To read the article, please go to bit.ly/2ocEfhv.

Water Department to Lease Additional Space
The Philadelphia Water Department plans to lease a fifth floor, in addition to the four it already occupies, in the Aramark building at 1101 Market Street to accommodate the bureau’s call center, previously housed at the Municipal Services BuildingThe Philadelphia Inquirer reported on April 14. Aramark next year will move its headquarters to 2400 Market Street.

To read the article, please go to bit.ly/2nNb9Ja.

Parks and Open Space News

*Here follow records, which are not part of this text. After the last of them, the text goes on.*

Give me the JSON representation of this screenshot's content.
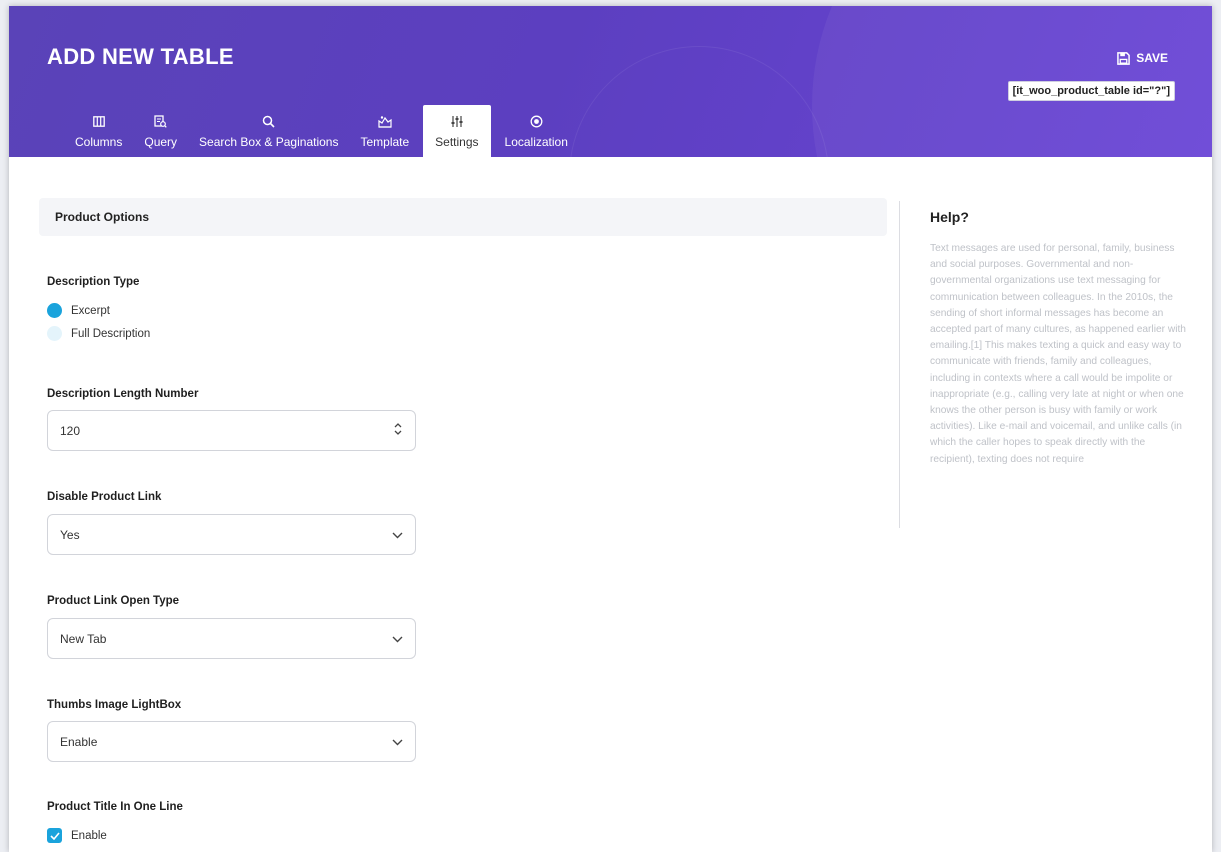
{
  "header": {
    "title": "ADD NEW TABLE",
    "save_label": "SAVE",
    "shortcode": "[it_woo_product_table id=\"?\"]"
  },
  "tabs": [
    {
      "label": "Columns",
      "icon": "columns-icon"
    },
    {
      "label": "Query",
      "icon": "query-icon"
    },
    {
      "label": "Search Box & Paginations",
      "icon": "search-icon"
    },
    {
      "label": "Template",
      "icon": "template-icon"
    },
    {
      "label": "Settings",
      "icon": "sliders-icon",
      "active": true
    },
    {
      "label": "Localization",
      "icon": "target-icon"
    }
  ],
  "section": {
    "title": "Product Options"
  },
  "fields": {
    "description_type": {
      "label": "Description Type",
      "options": [
        "Excerpt",
        "Full Description"
      ],
      "selected": "Excerpt"
    },
    "description_length": {
      "label": "Description Length Number",
      "value": "120"
    },
    "disable_product_link": {
      "label": "Disable Product Link",
      "value": "Yes"
    },
    "product_link_open_type": {
      "label": "Product Link Open Type",
      "value": "New Tab"
    },
    "thumbs_lightbox": {
      "label": "Thumbs Image LightBox",
      "value": "Enable"
    },
    "title_one_line": {
      "label": "Product Title In One Line",
      "checkbox_label": "Enable",
      "checked": true
    }
  },
  "help": {
    "title": "Help?",
    "text": "Text messages are used for personal, family, business and social purposes. Governmental and non-governmental organizations use text messaging for communication between colleagues. In the 2010s, the sending of short informal messages has become an accepted part of many cultures, as happened earlier with emailing.[1] This makes texting a quick and easy way to communicate with friends, family and colleagues, including in contexts where a call would be impolite or inappropriate (e.g., calling very late at night or when one knows the other person is busy with family or work activities). Like e-mail and voicemail, and unlike calls (in which the caller hopes to speak directly with the recipient), texting does not require"
  },
  "colors": {
    "header_purple": "#5c3fc0",
    "accent_blue": "#1aa3dc"
  }
}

Free Activities at Dilworth Park 
Spring Training at Dilworth Park presented by Rothman Institute continues through May 25 offering a variety of free activities on Tuesdays through Thursdays, and featuring tips and tricks from experts at Rothman Institute plus top-notch trainers leading free classes: 
Tuesdays, it’s yoga at noon and boot camp at 6:00 p.m.;
Wednesdays, at 1:00 p.m., Silver Sneakers, a fitness program for boomers and beyond, and at 6:30 p.m., City Fit Girls Running Club
Thursdays at 6:00 p.m., Zumba with music powered by Live Nation.
Spring Training at Dilworth Park is presented by Rothman Institute, with program partners Optimal Sport Health Clubs and City Fit Girls. For complete information on all activities at the park, please go to dilworthpark.org.

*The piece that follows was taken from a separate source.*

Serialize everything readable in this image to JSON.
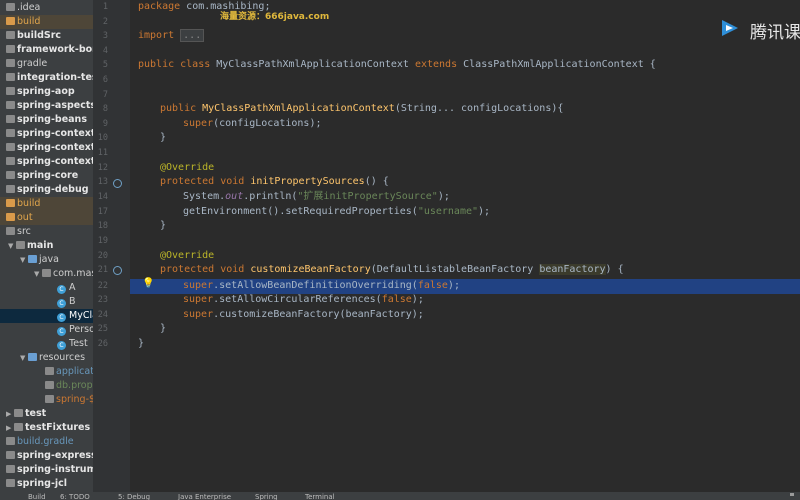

Upcoming Events

CPDC Membership Meeting: ‘State of Center City’
On Tuesday, April 25, at 8:30 a.m., at the Union League, Meade Room, 140 South Broad Street, the Central Philadelphia Development Corporation (CPDC) will present State of Center City: Attracting More Business Downtown.

In 2015 and 2016, more than 20% of all office leasing activity downtown came from tenants moving in from outside Philadelphia. While renewals continue in Philadelphia’s Class A space, older buildings and locations east of Broad also are demonstrating renewed appeal. How can Philadelphia build on these trends?

Hear from a panel on why companies are choosing to locate downtown and what the City of Philadelphia is doing to capitalize on this trend.

Panel speakers are John Grady, President, PIDC; Lisha Davis, Innovation Strategy, Vanguard; Wayne L. Fisher, LEED AP, Executive Managing Director, Newmark Grubb Knight Frank; and Paul R. Levy, Executive Director, CPDC, who will present an overview of the 2017 State of Center City report.

CPDC members are encouraged to invite young professionals and other members of their firms to attend. Please RSVP to Romina Gutierrez by Thursday, April 20, at rgutierrez@centercityphila.org or 215.440.5543.

Campus Philly to Present Report on Student Workforce Readiness
Campus Philly will hold its annual meeting on Thursday, June 1, with registration at 4:00 p.m., program at 4:30 p.m., and cocktail reception from 5:30 p.m. to 7:00 p.m., at International House Philadelphia, 3701 Chestnut Street.

Attendees will receive a copy of Ready to Launch, Campus Philly’s study of student workforce readiness. Some highlights from the report:

More than half of seniors think they have a better chance of finding a job in Greater Philadelphia than elsewhere; and college attainment for Philadelphia residents between the ages of 25 and 34 has gone up 50% in the last 15 years. This trend of Philadelphia as a talent hub is taking hold. As more college students stay, the region becomes more attractive to businesses looking to grow and young people looking for a vibrant community.

To register, please go to bit.ly/2neL8AT.